After picking up our skates and checking in bags, we were out on the ice. It was a relatively small rink and the condition of the ice was terrible, but overall we had a good time. It took me a moment for my muscles to remember how to skate, but I eventually got into the swing of things. I wasn’t as good as some of guys who were quite literally skating rings around other people, showing off to all the girls in the crowd, but I wasn’t as bad as the people who refused to leave the ledge throughout the whole hour.
I did fall three times though. The first two were my fault. But the third, someone ran right into me. It had gotten pretty crowded by that point and this girl just plowed straight into me. We laughed and she apologized profusely as only the English can. Nobody was hurt.

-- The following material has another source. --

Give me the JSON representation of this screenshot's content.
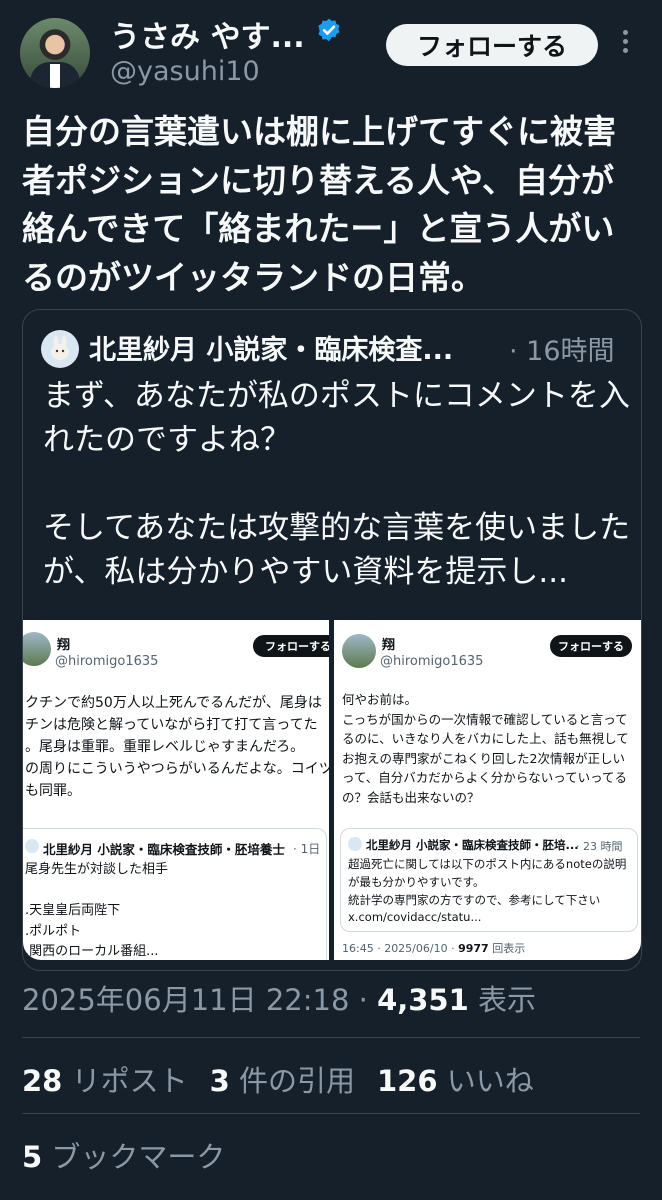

After our hour was up, we returned our skates, picked up our bags, and then headed out into the market and carnival. We didn’t have much money on us (it was cash only) so we just wondered about: touching all the knick-knacks and ornaments in the market stalls, staying away from the numerous and deviously tempting candy stalls, gaping at all the rides that were lit up in an obnoxious amount of lights (there was even an haunted house), drooling over the smell of the German food wafting out from the food courts, etc.
There were a ridiculous amount of pubs and mulled wine stalls. This wouldn’t have happened in the states. The more time I spend here, the more I’m realizing how Puritan America still is. In the states, drinking is common but not commonplace, whereas here, it’s everywhere. You can even get a pint on the train or in a museum. So when we saw all the alcohol in Winter Wonderland, I all that wasn’t surprised.
We eventually couldn’t resist buying some freshly-made donuts, chowing down on the sugary goodness as we made our way out of the place. It was getting close to closing time. As we headed home through the park, we turned back and the lights were already off. The wonderland was dark and the further we went, the more the rides blended into the tree line. Eventually it looked as if it hadn’t been there at all.